A lottery is a form of gambling where people pay a small amount to have the chance to win a large prize. It is popular in many countries, including the United States. Unlike some forms of gambling, lotteries are not considered games of chance, but rather games of skill. However, the odds of winning are still very low. People should always consider the risks before playing.
In the United States, state governments operate a variety of lotteries. Some offer a single grand prize, while others divide a larger jackpot into smaller prizes. While the majority of lotteries are not considered gambling, they can lead to addiction and serious financial problems. For this reason, some states have banned them. In addition to state-run lotteries, private companies also organize them for commercial promotions or to sell real estate. However, they are still subject to the same laws as other forms of gambling.
The history of the lottery dates back centuries. It was originally used as a method of raising money for public use. During the 17th century, it was quite common in the Netherlands to hold public lotteries for a range of public usages. It was hailed as a painless form of taxation and helped to establish several American colleges, including Harvard, Dartmouth, Yale, King’s College (now Columbia), and William and Mary. Privately organized lotteries were also common in the United States as a way to sell products or property, and they were often combined with other forms of gambling, such as raffles.

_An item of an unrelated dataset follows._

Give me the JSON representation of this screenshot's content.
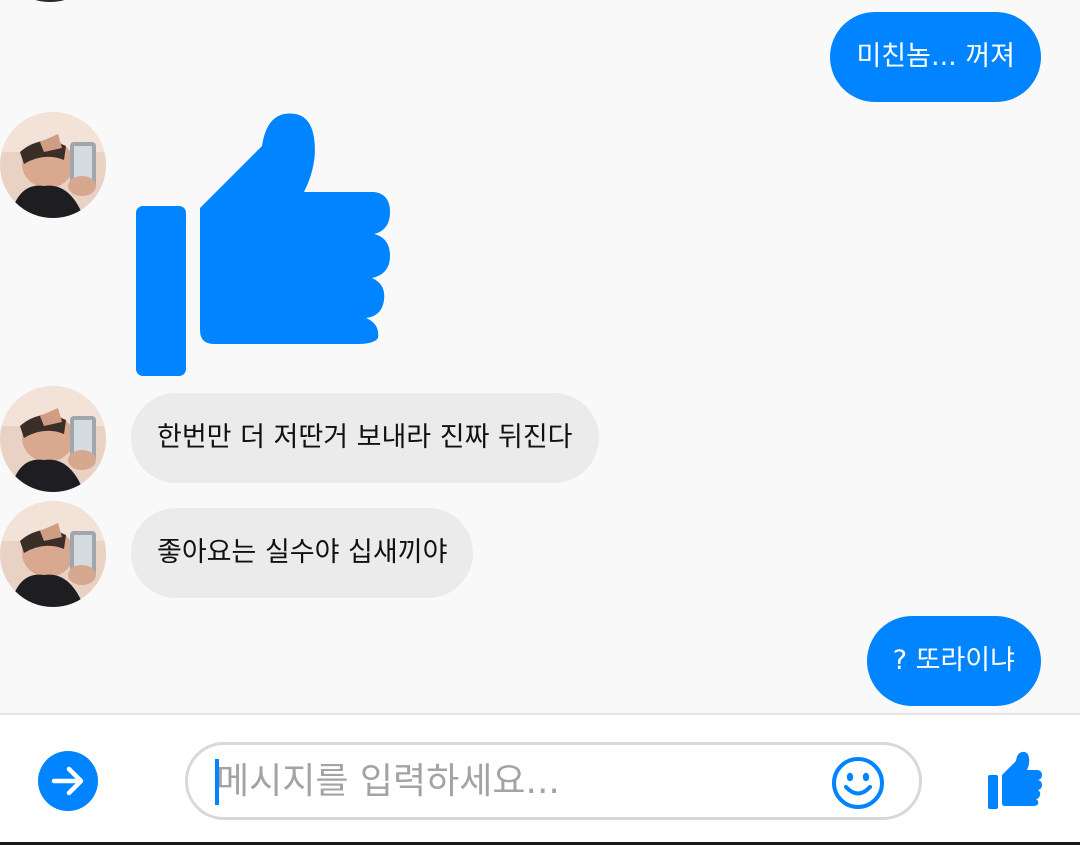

In order to win the lottery, you must have a ticket and correctly pick all six numbers in a drawing. You can find tickets online or at most convenience stores. Buying more than one ticket increases your chances of winning. Some people play the same number patterns every time, while others switch up their selections. Either way, if you’re looking for an edge, try to analyze the history of previous winners and look for patterns in their choices.

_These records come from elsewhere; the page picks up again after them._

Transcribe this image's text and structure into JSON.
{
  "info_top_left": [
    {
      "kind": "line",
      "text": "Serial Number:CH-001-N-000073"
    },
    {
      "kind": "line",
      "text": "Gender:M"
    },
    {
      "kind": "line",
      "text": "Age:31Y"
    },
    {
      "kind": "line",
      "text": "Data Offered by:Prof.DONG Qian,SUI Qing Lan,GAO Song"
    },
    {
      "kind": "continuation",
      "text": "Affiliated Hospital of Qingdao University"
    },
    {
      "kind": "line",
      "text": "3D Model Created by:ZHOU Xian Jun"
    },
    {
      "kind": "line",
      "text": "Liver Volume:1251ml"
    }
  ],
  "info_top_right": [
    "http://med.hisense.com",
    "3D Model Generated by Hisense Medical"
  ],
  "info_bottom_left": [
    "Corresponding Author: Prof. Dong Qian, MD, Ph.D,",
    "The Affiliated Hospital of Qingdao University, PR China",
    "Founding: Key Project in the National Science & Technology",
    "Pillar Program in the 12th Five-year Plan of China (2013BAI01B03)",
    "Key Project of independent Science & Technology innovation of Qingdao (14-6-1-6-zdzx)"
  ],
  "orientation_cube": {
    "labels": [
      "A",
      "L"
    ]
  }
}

If you’re looking for the best chance to win, stick to a smaller game with less numbers. For example, instead of playing a Powerball, try a state pick-3. In addition, pay attention to “singletons,” or digits that appear only once on the ticket. On a separate sheet of paper, draw a mock-up of the ticket and mark each space where you see a singleton. A group of singletons is a good sign that the ticket will be a winner.

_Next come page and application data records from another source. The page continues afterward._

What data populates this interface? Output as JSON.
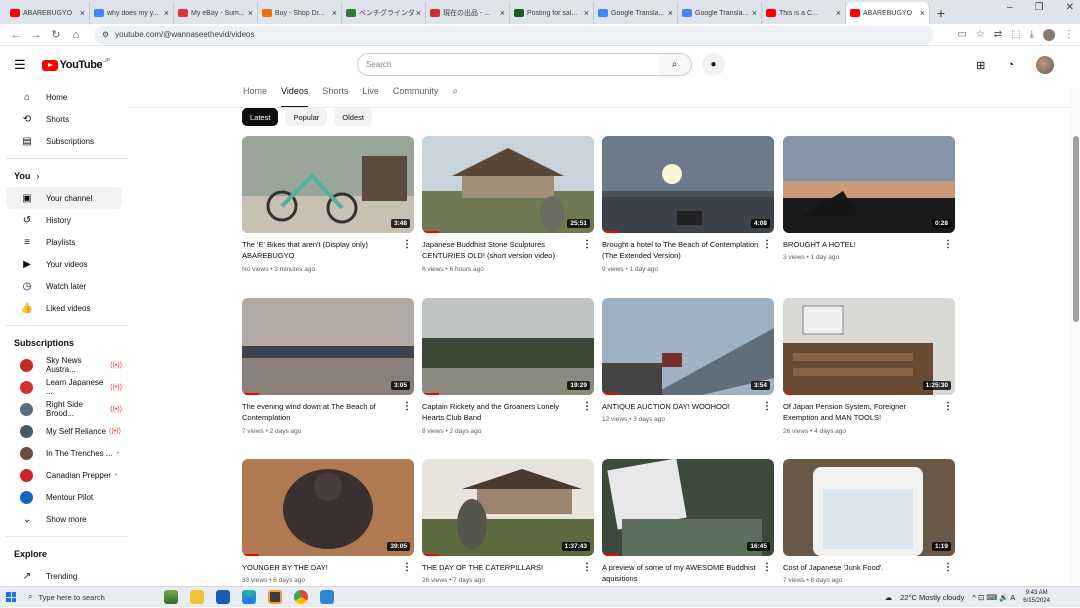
{
  "browser": {
    "tabs": [
      {
        "label": "ABAREBUGYO",
        "color": "#ff0000"
      },
      {
        "label": "why does my y...",
        "color": "#4285f4"
      },
      {
        "label": "My eBay - Sum...",
        "color": "#e53238"
      },
      {
        "label": "Buy - Shop Dr...",
        "color": "#e8710a"
      },
      {
        "label": "ベンチグラインダー",
        "color": "#2e7d32"
      },
      {
        "label": "現在の出品 - ...",
        "color": "#d32f2f"
      },
      {
        "label": "Posting for sal...",
        "color": "#1b5e20"
      },
      {
        "label": "Google Transla...",
        "color": "#4285f4"
      },
      {
        "label": "Google Transla...",
        "color": "#4285f4"
      },
      {
        "label": "This is a C...",
        "color": "#ff0000"
      },
      {
        "label": "ABAREBUGYO",
        "color": "#ff0000",
        "active": true
      }
    ],
    "new_tab": "+",
    "url": "youtube.com/@wannaseethevid/videos",
    "window_controls": [
      "⌄",
      "–",
      "❐",
      "✕"
    ]
  },
  "header": {
    "menu_icon": "☰",
    "logo_text": "YouTube",
    "logo_sup": "JP",
    "search_placeholder": "Search",
    "search_icon": "⌕",
    "mic_icon": "🎤",
    "create_icon": "⊞",
    "bell_icon": "🔔"
  },
  "sidebar": {
    "main": [
      {
        "label": "Home",
        "icon": "⌂"
      },
      {
        "label": "Shorts",
        "icon": "⟲"
      },
      {
        "label": "Subscriptions",
        "icon": "▤"
      }
    ],
    "you_heading": "You",
    "you_chevron": "›",
    "you_items": [
      {
        "label": "Your channel",
        "icon": "▣",
        "active": true
      },
      {
        "label": "History",
        "icon": "↺"
      },
      {
        "label": "Playlists",
        "icon": "≡"
      },
      {
        "label": "Your videos",
        "icon": "▶"
      },
      {
        "label": "Watch later",
        "icon": "◷"
      },
      {
        "label": "Liked videos",
        "icon": "👍"
      }
    ],
    "subs_heading": "Subscriptions",
    "subscriptions": [
      {
        "label": "Sky News Austra...",
        "color": "#c62828",
        "badge": "((•))"
      },
      {
        "label": "Learn Japanese ...",
        "color": "#d32f2f",
        "badge": "((•))"
      },
      {
        "label": "Right Side Brood...",
        "color": "#546e7a",
        "badge": "((•))"
      },
      {
        "label": "My Self Reliance",
        "color": "#455a64",
        "badge": "((•))"
      },
      {
        "label": "In The Trenches ...",
        "color": "#6d4c41",
        "badge": "•"
      },
      {
        "label": "Canadian Prepper",
        "color": "#c62828",
        "badge": "•"
      },
      {
        "label": "Mentour Pilot",
        "color": "#1565c0",
        "badge": ""
      }
    ],
    "show_more": "Show more",
    "explore_heading": "Explore",
    "explore_items": [
      {
        "label": "Trending",
        "icon": "↗"
      }
    ]
  },
  "channel_tabs": [
    "Home",
    "Videos",
    "Shorts",
    "Live",
    "Community"
  ],
  "active_tab": "Videos",
  "chips": [
    "Latest",
    "Popular",
    "Oldest"
  ],
  "videos": [
    {
      "title": "The 'E' Bikes that aren't (Display only) ABAREBUGYO",
      "meta": "No views • 3 minutes ago",
      "duration": "3:48",
      "progress": 0
    },
    {
      "title": "Japanese Buddhist Stone Sculptures CENTURIES OLD! (short version video)",
      "meta": "6 views • 6 hours ago",
      "duration": "25:51",
      "progress": 0.1
    },
    {
      "title": "Brought a hotel to The Beach of Contemplation (The Extended Version)",
      "meta": "9 views • 1 day ago",
      "duration": "4:08",
      "progress": 0.1
    },
    {
      "title": "BROUGHT A HOTEL!",
      "meta": "3 views • 1 day ago",
      "duration": "0:28",
      "progress": 0
    },
    {
      "title": "The evening wind down at The Beach of Contemplation",
      "meta": "7 views • 2 days ago",
      "duration": "3:05",
      "progress": 0.1
    },
    {
      "title": "Captain Rickety and the Groaners Lonely Hearts Club Band",
      "meta": "8 views • 2 days ago",
      "duration": "19:29",
      "progress": 0.1
    },
    {
      "title": "ANTIQUE AUCTION DAY! WOOHOO!",
      "meta": "12 views • 3 days ago",
      "duration": "3:54",
      "progress": 0.1
    },
    {
      "title": "Of Japan Pension System, Foreigner Exemption and MAN TOOLS!",
      "meta": "26 views • 4 days ago",
      "duration": "1:25:30",
      "progress": 0.05
    },
    {
      "title": "YOUNGER BY THE DAY!",
      "meta": "33 views • 6 days ago",
      "duration": "39:05",
      "progress": 0.1
    },
    {
      "title": "THE DAY OF THE CATERPILLARS!",
      "meta": "26 views • 7 days ago",
      "duration": "1:37:43",
      "progress": 0.1
    },
    {
      "title": "A preview of some of my AWESOME Buddhist aquisitions",
      "meta": "",
      "duration": "16:45",
      "progress": 0.1
    },
    {
      "title": "Cost of Japanese 'Junk Food'.",
      "meta": "7 views • 8 days ago",
      "duration": "1:19",
      "progress": 0
    }
  ],
  "taskbar": {
    "search_placeholder": "Type here to search",
    "weather": "22°C  Mostly cloudy",
    "time": "9:43 AM",
    "date": "6/15/2024",
    "tray_icons": "^ ⊡ ⌨ 🔊 A"
  }
}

Despite the fact that there is a very slim chance of winning the lottery, it’s worth trying. It could save you a lot of money in the long run, and help you build up an emergency fund or pay off credit card debt. If you do decide to buy a ticket, be sure to set aside a portion of your income each month for it. You can start small by purchasing a scratch-off ticket. As a rule of thumb, you should never spend more than 10% of your monthly income on it.